“Since the low in 2009, ETFs that invest in stocks have seen assets rise about 500%,” Kleintop writes in his latest commentary. “This strong run is due to stock market appreciation, money moving from mutual funds into ETFs, and net new money coming in.”
Previous asset bubbles — including the technology, telecommunications and media stocks of the Nasdaq composite index; crude oil; precious metals; and homebuilder stocks in the S&P 500 Homebuilding Index — have all inflated 1,000% over 10 years before bursting and cutting prices by more than half in the following two years.
Kleintop says that both the 1,000% gain and the 10-year buildup are important to how embedded the bubble becomes in the markets and economy when it bursts.
“Applying the same classic profile of a bubble to ETFs, it appears that since their financial crisis low point in early March 2009, ETFs have not seen the 1,000% growth seen in destructive bubbles in the past,” he adds.

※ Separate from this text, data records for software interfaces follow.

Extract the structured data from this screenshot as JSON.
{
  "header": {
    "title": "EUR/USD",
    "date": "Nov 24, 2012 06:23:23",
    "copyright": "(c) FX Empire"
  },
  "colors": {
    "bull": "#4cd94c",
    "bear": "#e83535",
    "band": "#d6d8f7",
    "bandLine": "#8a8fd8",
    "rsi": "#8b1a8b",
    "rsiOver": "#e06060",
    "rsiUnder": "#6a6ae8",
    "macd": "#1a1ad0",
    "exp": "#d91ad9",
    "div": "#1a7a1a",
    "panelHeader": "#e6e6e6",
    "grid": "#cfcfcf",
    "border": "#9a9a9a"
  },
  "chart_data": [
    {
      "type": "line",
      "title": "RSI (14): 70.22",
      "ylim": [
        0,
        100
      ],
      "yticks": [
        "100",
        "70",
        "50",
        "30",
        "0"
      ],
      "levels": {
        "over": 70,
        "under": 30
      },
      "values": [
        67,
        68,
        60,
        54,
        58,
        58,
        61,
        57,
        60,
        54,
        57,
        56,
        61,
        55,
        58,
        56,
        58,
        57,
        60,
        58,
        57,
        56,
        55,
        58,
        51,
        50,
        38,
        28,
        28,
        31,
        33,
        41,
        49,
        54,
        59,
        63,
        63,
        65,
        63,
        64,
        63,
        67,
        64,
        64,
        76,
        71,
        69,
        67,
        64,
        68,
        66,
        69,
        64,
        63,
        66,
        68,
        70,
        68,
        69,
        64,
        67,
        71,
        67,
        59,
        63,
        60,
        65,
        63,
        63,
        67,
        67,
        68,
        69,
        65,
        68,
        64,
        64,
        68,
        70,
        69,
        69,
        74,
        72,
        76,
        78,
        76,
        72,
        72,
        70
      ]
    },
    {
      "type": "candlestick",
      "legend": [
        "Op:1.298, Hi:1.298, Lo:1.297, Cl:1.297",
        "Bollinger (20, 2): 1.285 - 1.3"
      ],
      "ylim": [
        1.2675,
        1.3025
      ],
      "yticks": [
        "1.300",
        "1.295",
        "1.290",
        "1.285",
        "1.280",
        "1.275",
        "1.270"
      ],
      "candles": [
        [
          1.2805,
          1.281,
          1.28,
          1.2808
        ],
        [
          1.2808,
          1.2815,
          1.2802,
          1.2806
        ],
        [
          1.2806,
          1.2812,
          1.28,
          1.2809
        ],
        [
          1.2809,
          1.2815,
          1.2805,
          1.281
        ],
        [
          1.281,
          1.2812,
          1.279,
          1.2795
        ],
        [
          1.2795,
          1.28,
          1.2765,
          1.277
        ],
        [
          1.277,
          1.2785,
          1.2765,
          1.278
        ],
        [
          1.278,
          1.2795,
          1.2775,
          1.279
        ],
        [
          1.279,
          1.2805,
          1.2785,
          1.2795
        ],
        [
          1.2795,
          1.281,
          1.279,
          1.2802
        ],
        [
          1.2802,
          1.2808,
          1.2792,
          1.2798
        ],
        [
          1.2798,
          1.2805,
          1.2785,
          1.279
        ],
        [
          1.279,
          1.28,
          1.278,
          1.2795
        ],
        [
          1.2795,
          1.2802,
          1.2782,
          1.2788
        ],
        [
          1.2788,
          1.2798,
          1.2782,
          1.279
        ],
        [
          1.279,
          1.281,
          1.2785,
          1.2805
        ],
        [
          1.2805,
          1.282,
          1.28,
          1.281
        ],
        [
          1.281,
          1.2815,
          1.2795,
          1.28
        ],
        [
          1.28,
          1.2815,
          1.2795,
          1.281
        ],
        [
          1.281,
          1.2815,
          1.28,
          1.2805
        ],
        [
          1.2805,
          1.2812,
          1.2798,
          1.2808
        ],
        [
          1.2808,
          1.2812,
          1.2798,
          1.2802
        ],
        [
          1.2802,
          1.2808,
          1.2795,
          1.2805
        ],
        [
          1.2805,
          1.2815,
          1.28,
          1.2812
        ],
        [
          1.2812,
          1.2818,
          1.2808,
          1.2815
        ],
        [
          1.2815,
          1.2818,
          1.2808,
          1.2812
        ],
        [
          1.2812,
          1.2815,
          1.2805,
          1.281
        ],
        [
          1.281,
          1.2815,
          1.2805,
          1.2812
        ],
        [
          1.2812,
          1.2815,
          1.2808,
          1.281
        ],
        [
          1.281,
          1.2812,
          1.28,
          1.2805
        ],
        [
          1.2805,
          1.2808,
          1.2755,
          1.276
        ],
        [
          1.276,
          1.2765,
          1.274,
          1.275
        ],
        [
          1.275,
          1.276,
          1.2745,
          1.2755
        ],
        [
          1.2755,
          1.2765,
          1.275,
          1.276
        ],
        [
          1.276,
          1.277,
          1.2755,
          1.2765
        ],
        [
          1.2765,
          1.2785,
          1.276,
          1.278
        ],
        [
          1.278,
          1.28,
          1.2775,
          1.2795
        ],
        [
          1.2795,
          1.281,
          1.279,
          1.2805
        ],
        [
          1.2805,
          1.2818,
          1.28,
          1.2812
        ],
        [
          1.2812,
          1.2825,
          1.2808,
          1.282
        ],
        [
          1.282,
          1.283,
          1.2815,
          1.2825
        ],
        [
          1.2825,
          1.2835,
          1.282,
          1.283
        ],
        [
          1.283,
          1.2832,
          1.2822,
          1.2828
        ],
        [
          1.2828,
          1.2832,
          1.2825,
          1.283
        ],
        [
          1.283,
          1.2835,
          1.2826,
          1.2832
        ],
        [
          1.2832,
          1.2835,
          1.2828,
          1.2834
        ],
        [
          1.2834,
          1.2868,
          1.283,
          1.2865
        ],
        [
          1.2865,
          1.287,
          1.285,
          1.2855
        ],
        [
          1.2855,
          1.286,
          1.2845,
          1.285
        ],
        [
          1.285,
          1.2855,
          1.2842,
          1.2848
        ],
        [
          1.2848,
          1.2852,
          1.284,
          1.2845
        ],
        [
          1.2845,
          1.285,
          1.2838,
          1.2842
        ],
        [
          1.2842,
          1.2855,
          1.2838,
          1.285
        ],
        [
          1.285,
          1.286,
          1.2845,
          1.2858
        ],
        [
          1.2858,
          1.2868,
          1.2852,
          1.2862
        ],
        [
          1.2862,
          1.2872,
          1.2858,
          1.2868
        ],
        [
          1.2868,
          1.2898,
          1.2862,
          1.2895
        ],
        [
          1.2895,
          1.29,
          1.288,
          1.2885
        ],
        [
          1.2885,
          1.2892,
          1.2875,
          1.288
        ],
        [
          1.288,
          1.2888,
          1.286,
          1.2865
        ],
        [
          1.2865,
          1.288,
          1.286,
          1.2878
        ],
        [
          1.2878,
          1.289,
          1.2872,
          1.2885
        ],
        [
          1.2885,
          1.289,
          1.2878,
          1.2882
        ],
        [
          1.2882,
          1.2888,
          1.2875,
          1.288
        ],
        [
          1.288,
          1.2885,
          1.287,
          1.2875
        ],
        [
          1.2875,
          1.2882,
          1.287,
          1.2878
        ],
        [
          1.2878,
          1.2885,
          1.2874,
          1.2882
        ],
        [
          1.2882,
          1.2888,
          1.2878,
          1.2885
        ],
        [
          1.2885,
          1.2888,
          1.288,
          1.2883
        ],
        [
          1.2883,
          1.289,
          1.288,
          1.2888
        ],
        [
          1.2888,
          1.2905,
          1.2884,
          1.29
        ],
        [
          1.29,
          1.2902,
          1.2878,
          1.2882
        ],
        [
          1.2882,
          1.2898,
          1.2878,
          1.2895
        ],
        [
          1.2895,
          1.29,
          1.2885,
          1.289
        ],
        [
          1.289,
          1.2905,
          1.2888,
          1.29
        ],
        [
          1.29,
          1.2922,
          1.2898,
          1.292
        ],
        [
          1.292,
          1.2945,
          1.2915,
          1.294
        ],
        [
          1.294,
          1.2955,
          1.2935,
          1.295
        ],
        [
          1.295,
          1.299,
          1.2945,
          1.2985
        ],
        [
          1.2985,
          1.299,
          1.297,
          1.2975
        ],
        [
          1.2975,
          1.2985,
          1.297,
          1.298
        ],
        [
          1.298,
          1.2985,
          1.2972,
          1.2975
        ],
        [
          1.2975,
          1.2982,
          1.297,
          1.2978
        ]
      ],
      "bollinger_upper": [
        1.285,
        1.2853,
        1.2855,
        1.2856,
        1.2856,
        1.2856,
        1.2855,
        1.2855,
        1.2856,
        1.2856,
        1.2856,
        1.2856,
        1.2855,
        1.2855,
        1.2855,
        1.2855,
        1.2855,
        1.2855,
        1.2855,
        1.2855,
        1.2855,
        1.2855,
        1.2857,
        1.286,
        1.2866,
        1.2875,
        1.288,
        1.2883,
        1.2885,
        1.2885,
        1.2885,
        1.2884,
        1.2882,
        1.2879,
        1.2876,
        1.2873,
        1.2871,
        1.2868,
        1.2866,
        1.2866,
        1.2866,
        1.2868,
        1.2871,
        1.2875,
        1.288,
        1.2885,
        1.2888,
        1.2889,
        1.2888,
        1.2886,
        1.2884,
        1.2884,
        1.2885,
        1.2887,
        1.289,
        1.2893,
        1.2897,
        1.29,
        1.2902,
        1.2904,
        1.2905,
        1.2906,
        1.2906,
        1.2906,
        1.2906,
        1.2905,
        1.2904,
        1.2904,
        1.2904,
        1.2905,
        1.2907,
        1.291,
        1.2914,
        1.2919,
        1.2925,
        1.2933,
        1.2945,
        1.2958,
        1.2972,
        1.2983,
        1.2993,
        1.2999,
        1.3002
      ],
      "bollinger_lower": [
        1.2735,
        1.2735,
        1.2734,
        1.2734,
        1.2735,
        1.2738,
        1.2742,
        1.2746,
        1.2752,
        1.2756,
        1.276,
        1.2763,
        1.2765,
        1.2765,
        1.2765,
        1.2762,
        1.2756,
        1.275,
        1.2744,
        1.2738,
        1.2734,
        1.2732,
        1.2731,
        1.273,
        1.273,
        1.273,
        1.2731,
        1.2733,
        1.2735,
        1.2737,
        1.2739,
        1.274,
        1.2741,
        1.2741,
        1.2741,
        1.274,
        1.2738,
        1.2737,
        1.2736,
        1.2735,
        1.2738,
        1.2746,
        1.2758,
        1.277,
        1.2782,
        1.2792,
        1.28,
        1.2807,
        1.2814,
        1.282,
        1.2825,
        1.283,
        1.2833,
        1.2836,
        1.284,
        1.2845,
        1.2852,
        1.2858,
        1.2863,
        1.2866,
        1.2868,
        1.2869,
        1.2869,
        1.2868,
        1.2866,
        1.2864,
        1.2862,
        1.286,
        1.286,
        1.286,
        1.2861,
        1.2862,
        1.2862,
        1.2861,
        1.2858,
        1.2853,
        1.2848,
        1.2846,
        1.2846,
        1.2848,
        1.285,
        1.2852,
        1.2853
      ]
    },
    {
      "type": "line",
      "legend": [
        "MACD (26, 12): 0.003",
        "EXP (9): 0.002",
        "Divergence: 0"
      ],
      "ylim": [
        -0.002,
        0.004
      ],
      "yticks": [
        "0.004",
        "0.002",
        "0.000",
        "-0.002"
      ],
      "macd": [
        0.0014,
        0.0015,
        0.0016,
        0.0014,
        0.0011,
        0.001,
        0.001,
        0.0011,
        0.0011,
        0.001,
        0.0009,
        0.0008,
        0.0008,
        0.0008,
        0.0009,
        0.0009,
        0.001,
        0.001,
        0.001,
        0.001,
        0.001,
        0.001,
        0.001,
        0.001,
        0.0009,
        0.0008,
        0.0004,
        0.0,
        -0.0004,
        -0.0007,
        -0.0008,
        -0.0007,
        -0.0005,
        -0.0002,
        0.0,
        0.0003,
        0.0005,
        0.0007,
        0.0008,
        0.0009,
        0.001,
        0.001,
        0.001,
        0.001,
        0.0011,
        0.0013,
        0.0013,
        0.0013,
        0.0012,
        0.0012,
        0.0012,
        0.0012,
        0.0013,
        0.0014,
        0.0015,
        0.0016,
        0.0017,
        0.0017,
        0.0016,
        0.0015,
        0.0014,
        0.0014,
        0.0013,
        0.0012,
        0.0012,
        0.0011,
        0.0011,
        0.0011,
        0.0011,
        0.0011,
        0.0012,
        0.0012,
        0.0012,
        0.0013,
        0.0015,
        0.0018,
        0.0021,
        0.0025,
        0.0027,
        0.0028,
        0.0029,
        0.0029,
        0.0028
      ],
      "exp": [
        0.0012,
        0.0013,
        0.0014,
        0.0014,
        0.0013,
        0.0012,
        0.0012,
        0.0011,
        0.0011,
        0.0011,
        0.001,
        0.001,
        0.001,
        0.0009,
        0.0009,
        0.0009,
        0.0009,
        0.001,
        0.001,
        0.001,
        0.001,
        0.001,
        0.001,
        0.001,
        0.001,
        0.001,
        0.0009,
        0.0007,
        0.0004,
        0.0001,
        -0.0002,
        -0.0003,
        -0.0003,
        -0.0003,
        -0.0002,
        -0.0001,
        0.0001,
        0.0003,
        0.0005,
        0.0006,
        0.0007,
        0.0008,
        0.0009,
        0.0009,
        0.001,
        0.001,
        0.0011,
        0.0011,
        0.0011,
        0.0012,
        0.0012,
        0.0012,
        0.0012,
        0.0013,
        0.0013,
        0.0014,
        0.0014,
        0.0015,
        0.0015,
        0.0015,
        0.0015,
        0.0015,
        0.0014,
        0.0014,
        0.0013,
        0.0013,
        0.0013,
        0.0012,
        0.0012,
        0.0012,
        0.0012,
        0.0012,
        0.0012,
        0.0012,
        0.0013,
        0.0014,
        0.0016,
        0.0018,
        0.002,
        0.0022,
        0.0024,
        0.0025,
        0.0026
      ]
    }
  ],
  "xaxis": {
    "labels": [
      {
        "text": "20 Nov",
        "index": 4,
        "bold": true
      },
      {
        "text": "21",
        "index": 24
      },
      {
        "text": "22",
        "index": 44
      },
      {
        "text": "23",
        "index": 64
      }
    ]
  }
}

He notes, though, that the real bubble watch should be on the underlying assets in those ETFs (like tech stocks in 1999, for example) — not the vehicles themselves.
Kleintop finds that investors have been favoring international ETFs. While ETFs (including those based outside the U.S.) that invest in U.S. stocks gathered more assets so far in 2017 than any other individual country or region ($95 billion), most of the inflows were into non-U.S. ETFs ($267 billion).